===== DATA SHOWN =====
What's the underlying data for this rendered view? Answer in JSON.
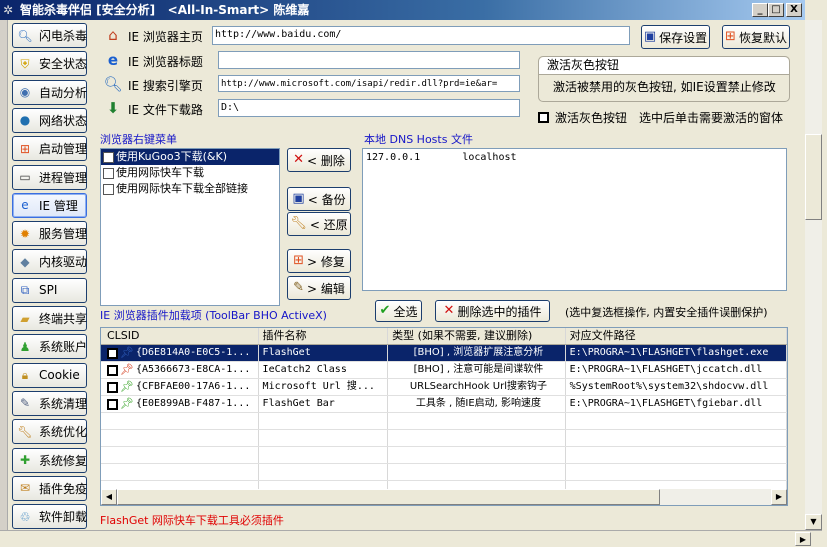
{
  "window": {
    "title": "智能杀毒伴侣 [安全分析]   <All-In-Smart> 陈维嘉",
    "min": "_",
    "max": "□",
    "close": "X"
  },
  "sidebar": {
    "items": [
      {
        "label": "闪电杀毒",
        "icon": "magnifier-icon"
      },
      {
        "label": "安全状态",
        "icon": "shield-icon"
      },
      {
        "label": "自动分析",
        "icon": "analysis-icon"
      },
      {
        "label": "网络状态",
        "icon": "globe-icon"
      },
      {
        "label": "启动管理",
        "icon": "windows-flag-icon"
      },
      {
        "label": "进程管理",
        "icon": "monitor-icon"
      },
      {
        "label": "IE 管理",
        "icon": "ie-icon",
        "active": true
      },
      {
        "label": "服务管理",
        "icon": "gear-icon"
      },
      {
        "label": "内核驱动",
        "icon": "chip-icon"
      },
      {
        "label": "SPI",
        "icon": "network-icon"
      },
      {
        "label": "终端共享",
        "icon": "folder-icon"
      },
      {
        "label": "系统账户",
        "icon": "user-icon"
      },
      {
        "label": "Cookie",
        "icon": "lock-icon"
      },
      {
        "label": "系统清理",
        "icon": "broom-icon"
      },
      {
        "label": "系统优化",
        "icon": "wrench-icon"
      },
      {
        "label": "系统修复",
        "icon": "repair-icon"
      },
      {
        "label": "插件免疫",
        "icon": "plugin-icon"
      },
      {
        "label": "软件卸载",
        "icon": "uninstall-icon"
      }
    ]
  },
  "ie_settings": {
    "home_label": "IE 浏览器主页",
    "home_value": "http://www.baidu.com/",
    "title_label": "IE 浏览器标题",
    "title_value": "",
    "search_label": "IE 搜索引擎页",
    "search_value": "http://www.microsoft.com/isapi/redir.dll?prd=ie&ar=",
    "download_label": "IE 文件下载路",
    "download_value": "D:\\"
  },
  "buttons": {
    "save": "保存设置",
    "restore_default": "恢复默认",
    "delete": "< 删除",
    "backup": "< 备份",
    "restore": "< 还原",
    "repair": "> 修复",
    "edit": "> 编辑",
    "select_all": "全选",
    "delete_selected": "删除选中的插件"
  },
  "activate_group": {
    "title": "激活灰色按钮",
    "desc": "激活被禁用的灰色按钮, 如IE设置禁止修改",
    "checkbox_label": "激活灰色按钮",
    "hint": "选中后单击需要激活的窗体"
  },
  "context_menu": {
    "label": "浏览器右键菜单",
    "items": [
      {
        "label": "使用KuGoo3下载(&K)",
        "selected": true
      },
      {
        "label": "使用网际快车下载"
      },
      {
        "label": "使用网际快车下载全部链接"
      }
    ]
  },
  "hosts": {
    "label": "本地 DNS Hosts 文件",
    "lines": [
      "127.0.0.1       localhost"
    ]
  },
  "plugins": {
    "label": "IE 浏览器插件加载项 (ToolBar BHO ActiveX)",
    "note": "(选中复选框操作, 内置安全插件误删保护)",
    "columns": [
      "CLSID",
      "插件名称",
      "类型 (如果不需要, 建议删除)",
      "对应文件路径"
    ],
    "rows": [
      {
        "clsid": "{D6E814A0-E0C5-1...",
        "name": "FlashGet",
        "type": "[BHO] , 浏览器扩展注意分析",
        "path": "E:\\PROGRA~1\\FLASHGET\\flashget.exe",
        "pin": "#3060c0",
        "selected": true
      },
      {
        "clsid": "{A5366673-E8CA-1...",
        "name": "IeCatch2 Class",
        "type": "[BHO] , 注意可能是间谍软件",
        "path": "E:\\PROGRA~1\\FLASHGET\\jccatch.dll",
        "pin": "#d03010"
      },
      {
        "clsid": "{CFBFAE00-17A6-1...",
        "name": "Microsoft Url 搜...",
        "type": "URLSearchHook Url搜索钩子",
        "path": "%SystemRoot%\\system32\\shdocvw.dll",
        "pin": "#30a020"
      },
      {
        "clsid": "{E0E899AB-F487-1...",
        "name": "FlashGet Bar",
        "type": "工具条 , 随IE启动, 影响速度",
        "path": "E:\\PROGRA~1\\FLASHGET\\fgiebar.dll",
        "pin": "#30a020"
      }
    ]
  },
  "status": {
    "text": "FlashGet 网际快车下载工具必须插件",
    "color": "#e00000"
  }
}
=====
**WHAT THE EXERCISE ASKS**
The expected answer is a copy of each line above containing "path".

**EXERCISE ANSWER**
        "path": "E:\\PROGRA~1\\FLASHGET\\flashget.exe",
        "path": "E:\\PROGRA~1\\FLASHGET\\jccatch.dll",
        "path": "%SystemRoot%\\system32\\shdocvw.dll",
        "path": "E:\\PROGRA~1\\FLASHGET\\fgiebar.dll",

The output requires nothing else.